§ TASK OBJECTIVE
Determine how many lines in the records below include the word "time" and output that number alone.

START MATERIAL FOR THIS TASK

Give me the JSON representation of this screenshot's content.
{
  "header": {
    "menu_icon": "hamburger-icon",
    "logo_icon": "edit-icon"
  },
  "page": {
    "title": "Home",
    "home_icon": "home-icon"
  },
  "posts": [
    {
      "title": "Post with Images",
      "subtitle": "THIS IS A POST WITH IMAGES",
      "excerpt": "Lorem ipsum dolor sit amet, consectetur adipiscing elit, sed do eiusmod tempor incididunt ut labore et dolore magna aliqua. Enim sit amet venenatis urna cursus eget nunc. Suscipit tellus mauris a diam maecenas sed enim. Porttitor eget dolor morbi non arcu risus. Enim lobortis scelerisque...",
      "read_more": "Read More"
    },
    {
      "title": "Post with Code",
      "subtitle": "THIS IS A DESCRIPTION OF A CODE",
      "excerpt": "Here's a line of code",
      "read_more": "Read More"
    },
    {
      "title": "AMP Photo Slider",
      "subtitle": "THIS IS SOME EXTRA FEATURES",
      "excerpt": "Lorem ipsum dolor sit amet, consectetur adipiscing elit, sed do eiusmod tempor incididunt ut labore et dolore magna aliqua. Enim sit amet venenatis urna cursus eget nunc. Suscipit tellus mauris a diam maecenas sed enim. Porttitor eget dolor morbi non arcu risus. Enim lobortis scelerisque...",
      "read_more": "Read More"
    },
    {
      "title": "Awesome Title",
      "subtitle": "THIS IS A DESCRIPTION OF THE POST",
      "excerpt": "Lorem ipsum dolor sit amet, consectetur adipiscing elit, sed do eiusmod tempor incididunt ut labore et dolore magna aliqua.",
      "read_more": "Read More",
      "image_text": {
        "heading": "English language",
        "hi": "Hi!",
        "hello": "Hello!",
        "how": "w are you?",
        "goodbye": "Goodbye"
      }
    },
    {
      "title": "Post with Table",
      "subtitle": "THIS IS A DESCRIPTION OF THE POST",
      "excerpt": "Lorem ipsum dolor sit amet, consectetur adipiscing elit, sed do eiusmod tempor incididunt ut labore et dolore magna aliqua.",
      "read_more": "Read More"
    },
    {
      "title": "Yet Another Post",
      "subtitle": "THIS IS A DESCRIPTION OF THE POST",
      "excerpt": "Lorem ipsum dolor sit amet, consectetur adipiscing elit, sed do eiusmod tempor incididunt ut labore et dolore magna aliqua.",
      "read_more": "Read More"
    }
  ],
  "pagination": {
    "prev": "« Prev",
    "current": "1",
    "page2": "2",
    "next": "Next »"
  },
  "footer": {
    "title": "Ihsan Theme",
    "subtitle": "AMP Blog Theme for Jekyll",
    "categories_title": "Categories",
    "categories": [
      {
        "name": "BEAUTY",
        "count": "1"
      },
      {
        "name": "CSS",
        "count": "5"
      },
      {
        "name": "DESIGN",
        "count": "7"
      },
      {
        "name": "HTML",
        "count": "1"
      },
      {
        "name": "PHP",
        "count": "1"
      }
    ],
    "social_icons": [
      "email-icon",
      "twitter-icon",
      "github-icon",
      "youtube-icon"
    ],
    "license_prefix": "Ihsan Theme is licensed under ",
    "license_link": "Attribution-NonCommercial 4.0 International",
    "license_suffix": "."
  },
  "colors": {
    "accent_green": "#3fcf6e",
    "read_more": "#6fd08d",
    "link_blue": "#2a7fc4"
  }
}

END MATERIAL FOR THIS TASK
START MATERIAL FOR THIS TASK

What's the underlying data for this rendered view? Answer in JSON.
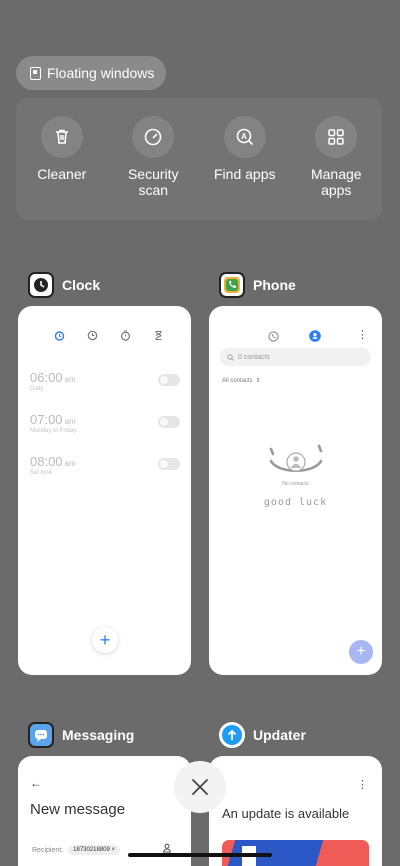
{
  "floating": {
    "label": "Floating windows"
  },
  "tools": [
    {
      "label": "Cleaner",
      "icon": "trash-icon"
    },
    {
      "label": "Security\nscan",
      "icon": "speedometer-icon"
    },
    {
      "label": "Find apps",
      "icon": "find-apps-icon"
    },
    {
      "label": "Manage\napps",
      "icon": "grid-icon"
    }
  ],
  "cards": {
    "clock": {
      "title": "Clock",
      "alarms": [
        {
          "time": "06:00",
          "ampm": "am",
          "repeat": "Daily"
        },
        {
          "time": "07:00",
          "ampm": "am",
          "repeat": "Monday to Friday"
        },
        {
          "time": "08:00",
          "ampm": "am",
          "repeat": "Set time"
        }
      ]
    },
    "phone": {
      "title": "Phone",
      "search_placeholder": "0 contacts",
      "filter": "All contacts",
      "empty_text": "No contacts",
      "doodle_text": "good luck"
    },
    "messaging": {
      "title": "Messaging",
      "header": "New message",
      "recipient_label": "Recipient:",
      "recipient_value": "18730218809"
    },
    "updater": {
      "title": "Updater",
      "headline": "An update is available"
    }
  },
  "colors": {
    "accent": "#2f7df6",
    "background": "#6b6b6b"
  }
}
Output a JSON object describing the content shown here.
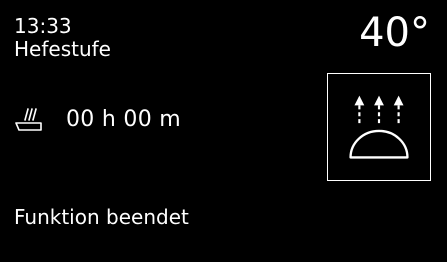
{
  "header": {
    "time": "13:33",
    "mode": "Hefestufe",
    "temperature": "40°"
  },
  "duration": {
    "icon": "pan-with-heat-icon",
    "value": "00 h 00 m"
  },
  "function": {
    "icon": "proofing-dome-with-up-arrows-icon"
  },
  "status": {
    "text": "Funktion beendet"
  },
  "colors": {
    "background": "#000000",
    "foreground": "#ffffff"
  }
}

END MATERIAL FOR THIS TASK
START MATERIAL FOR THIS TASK

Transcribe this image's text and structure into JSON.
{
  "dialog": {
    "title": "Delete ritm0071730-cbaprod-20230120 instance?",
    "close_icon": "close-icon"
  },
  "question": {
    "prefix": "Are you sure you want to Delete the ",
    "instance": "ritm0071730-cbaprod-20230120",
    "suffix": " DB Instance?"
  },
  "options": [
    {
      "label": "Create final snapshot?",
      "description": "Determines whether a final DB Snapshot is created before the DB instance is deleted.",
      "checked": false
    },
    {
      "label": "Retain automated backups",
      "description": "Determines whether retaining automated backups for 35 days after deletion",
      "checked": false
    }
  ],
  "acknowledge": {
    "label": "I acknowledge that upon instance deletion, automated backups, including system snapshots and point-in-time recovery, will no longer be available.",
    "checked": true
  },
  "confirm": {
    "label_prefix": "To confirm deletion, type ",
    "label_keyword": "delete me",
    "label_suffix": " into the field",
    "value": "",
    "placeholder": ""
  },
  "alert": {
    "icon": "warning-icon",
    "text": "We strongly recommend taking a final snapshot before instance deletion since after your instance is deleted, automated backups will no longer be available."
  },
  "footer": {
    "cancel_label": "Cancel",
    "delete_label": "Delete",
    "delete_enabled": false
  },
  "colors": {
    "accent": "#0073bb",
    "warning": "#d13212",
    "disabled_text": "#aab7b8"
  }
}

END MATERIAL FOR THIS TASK

§ RESULT OF THE EXERCISE
6